May 26 - June 6, 2010
Our first visit to Kyoto was in 1978 on our way back to the US from our two-and-a-bit year stint in Iran. We spent only three weeks in Japan altogether and that included just a short one-week trip to Kyoto. Since we were young and energetic, we suppose that we ran around to all of the major sites, but since we don't have the precious few slides we took on that trip with us to consult, we will have to leave the details to your imagination. Our memories of that visit are few and far between. We both remember the private house we stayed in that was known as Mrs Tani's. It was comfortable and our hostess was welcoming and endlessly patient towards the hordes of young travellers she managed to accommodate. Beyond that, we have only a couple of clear memories. Jan remembers the Golden Pavilion (or was it the Silver?) and Gerry the Kiyomizudera Temple. And that's about it.

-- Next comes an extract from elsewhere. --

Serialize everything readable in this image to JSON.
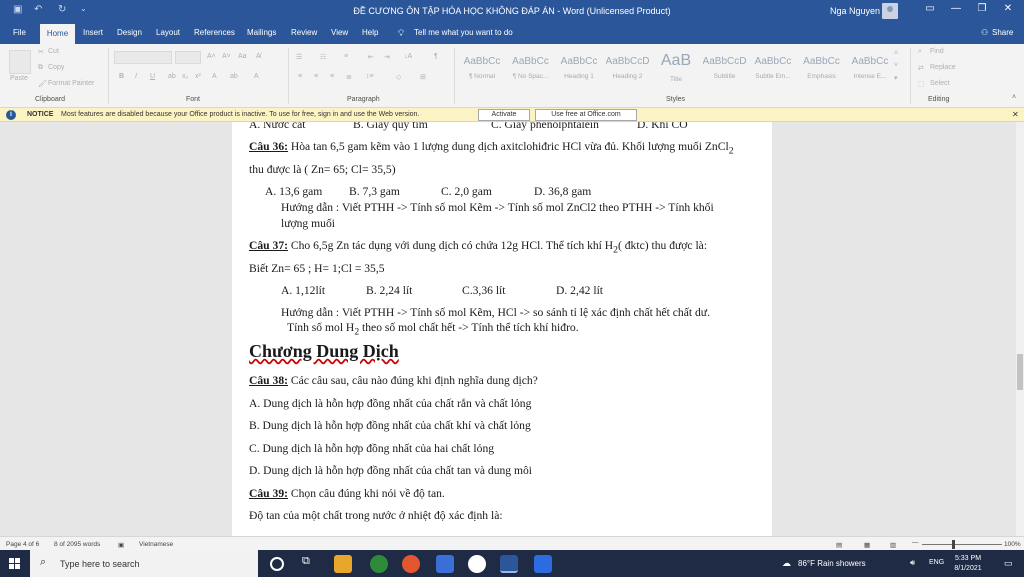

On this trip, we stayed in Kyoto three times. Or more precisely, over ten days we stayed in three different lodgings in Kyoto, each very different from the other: first, a centrally located backpackers, second, a near luxurious business hotel, and third, a hostel in a private home in a residential suburb on the far west side.This time, as befits older and wiser heads, we were a lot more thorough about the task of visiting the seemingly endless number of temples that Kyoto has to offer. There are west-side and east-side temples as well as those in the center of the city. We tried — and failed — to see them all. But we did make a good effort and spent many happy hours wandering the leafy paths that connected the outlying temples to one another.
Most of the time, we travelled by bus, buying a daily bus pass every morning in our hostel. We got a bus map from the helpful tourist office in the labyrinthine main station and set off every morning to soak up some Zen atmosphere at temple or shrine depending on the particular site. Twice we rode bicycles around town. The first time we got a free rental from our hostel for staying five nights in the same room, and the second time we rented bikes from our business hotel as they were more convenient than buses from this uptown location.

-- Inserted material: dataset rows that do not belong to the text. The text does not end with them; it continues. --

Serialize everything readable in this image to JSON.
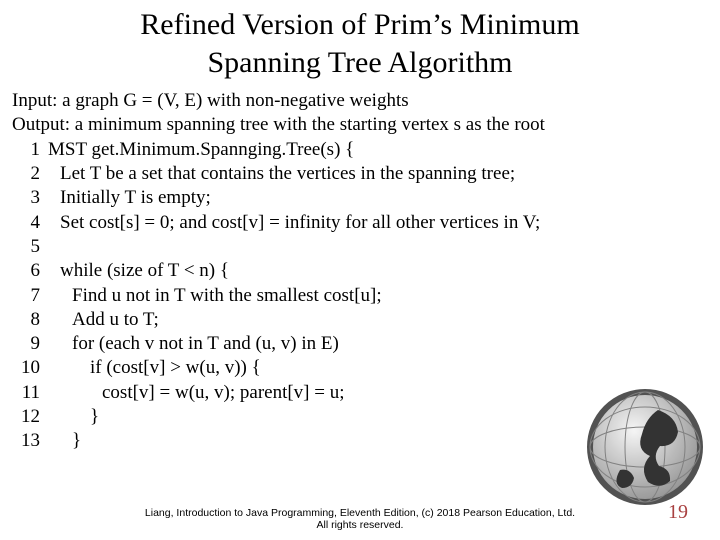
{
  "title_line1": "Refined Version of Prim’s Minimum",
  "title_line2": "Spanning Tree Algorithm",
  "input_line": "Input: a graph G = (V, E) with non-negative weights",
  "output_line": "Output: a minimum spanning tree with the starting vertex s as the root",
  "lines": {
    "l1": "MST get.Minimum.Spannging.Tree(s) {",
    "l2": "Let T be a set that contains the vertices in the spanning tree;",
    "l3": "Initially T is empty;",
    "l4": "Set cost[s] = 0; and cost[v] = infinity for all other vertices in V;",
    "l5": "",
    "l6": "while (size of T < n) {",
    "l7": "Find u not in T with the smallest cost[u];",
    "l8": "Add u to T;",
    "l9": "for (each v not in T and (u, v) in E)",
    "l10": "if (cost[v] > w(u, v)) {",
    "l11": "cost[v] = w(u, v); parent[v] = u;",
    "l12": "}",
    "l13": "}"
  },
  "nums": {
    "n1": "1",
    "n2": "2",
    "n3": "3",
    "n4": "4",
    "n5": "5",
    "n6": "6",
    "n7": "7",
    "n8": "8",
    "n9": "9",
    "n10": "10",
    "n11": "11",
    "n12": "12",
    "n13": "13"
  },
  "footer_line1": "Liang, Introduction to Java Programming, Eleventh Edition, (c) 2018 Pearson Education, Ltd.",
  "footer_line2": "All rights reserved.",
  "page_number": "19"
}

The really big and famous temples: Golden Pavilion, Silver Pavilion, Kiyomizudera, and so on were all very busy so in the end we grew to prefer the lesser-known and so less-often visited temples. In the popular places it was almost impossible to take a photograph without scores of other tourists in your photo. At first the atmosphere of the crowds themselves was stimulating but it soon wore off.

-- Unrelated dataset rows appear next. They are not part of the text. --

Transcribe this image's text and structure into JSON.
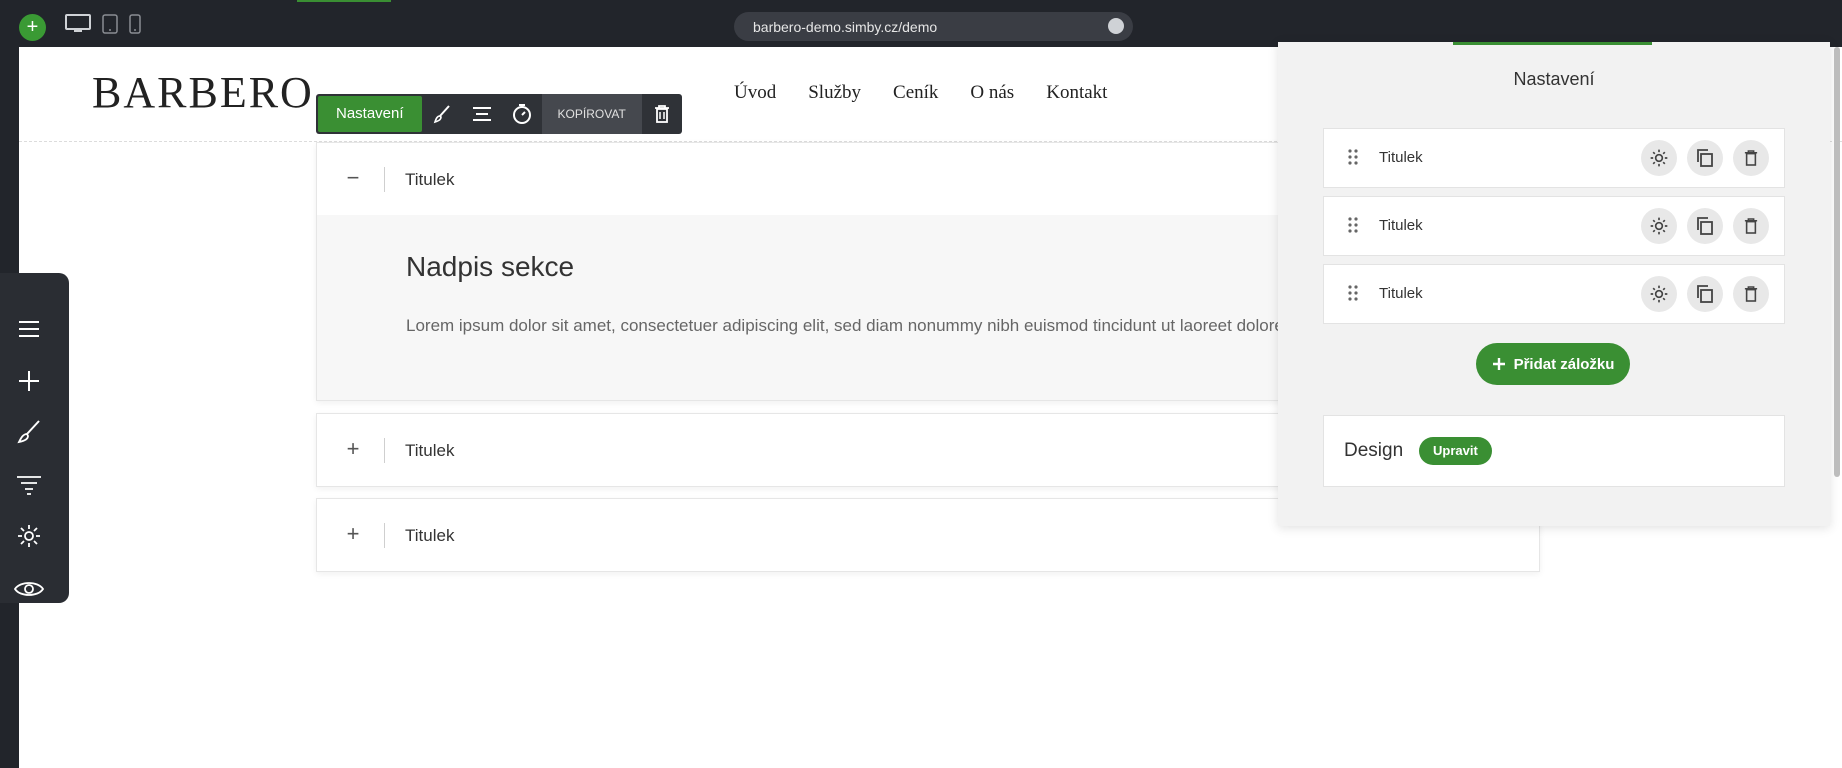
{
  "topbar": {
    "add_icon": "plus-icon",
    "url": "barbero-demo.simby.cz/demo",
    "device_icons": [
      "desktop-icon",
      "tablet-icon",
      "mobile-icon"
    ]
  },
  "site": {
    "logo": "BARBERO",
    "nav": [
      "Úvod",
      "Služby",
      "Ceník",
      "O nás",
      "Kontakt"
    ]
  },
  "toolbar": {
    "settings_label": "Nastavení",
    "copy_label": "KOPÍROVAT"
  },
  "accordion": {
    "items": [
      {
        "title": "Titulek",
        "expanded": true,
        "symbol": "−"
      },
      {
        "title": "Titulek",
        "expanded": false,
        "symbol": "+"
      },
      {
        "title": "Titulek",
        "expanded": false,
        "symbol": "+"
      }
    ],
    "content_heading": "Nadpis sekce",
    "content_text": "Lorem ipsum dolor sit amet, consectetuer adipiscing elit, sed diam nonummy nibh euismod tincidunt ut laoreet dolore magna aliquam erat volutpat."
  },
  "panel": {
    "title": "Nastavení",
    "tabs": [
      {
        "title": "Titulek"
      },
      {
        "title": "Titulek"
      },
      {
        "title": "Titulek"
      }
    ],
    "add_tab_label": "Přidat záložku",
    "design_label": "Design",
    "edit_label": "Upravit"
  },
  "colors": {
    "accent": "#3a8f33",
    "dark": "#22252b"
  }
}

As usual, on most days we would stop off at a convenience store and buy a bento lunch box to take with us. One day, however, we had visited Kiyomizudera and were on our way to a temple nearby, when we came across a very small sign outside of a garden gate. It was all written in Japanese, but clearly meant that food was to be had here. Gerry deciphered what he thought must be a price and at only twice the price of a lunch box it was well within our budget and so we crossed the threshold, walked along the crazy paving path to the front door to be greeted by the restaurant owner. She sat us in one of two rooms on the ground floor that each held about six low tables and invited us to sit on cushions on the tatami. Sadly we were too late to get the choice seats that overlooked her lovely garden. But, we obligingly sat down, and with her English help, we ordered two delightful meals that were all basically made of tofu. We had it both steamed and fried and in soup and accompanied of course by rice and pickles and washed down with tea. It was a lovely meal in a lovely place with a very gracious owner.
While staying in our first hostel, we were surprised to hear the sounds of Farsi being spoken. But our ears had not deceived us and soon we were introducing ourselves to Simi and Mahmood ??? who were in Kyoto so that he could attend a conference on nuclear physics. Only half our age, they were not even born when we were in Tehran, but it didn't matter, it was just so good to swap memories of Tehran, which is where they were from. We enjoyed their company for dinner the next night and still didn't manage to exhaust topics of conversation. Fortunately for us, they spoke English of course. Our Farsi was always very limited and now it is also very forgotten!
Our last hostel was in some ways the most interesting, being in a very residential neighborhood. In fact, we thought that it was probably illegal and that for that reason there was no big sign on the door announcing its purpose to the world. We had a very nice, quiet tatami room and Gerry managed to rent a bicycle for another temple-to-temple excursion leaving Jan in the room for a day of rest.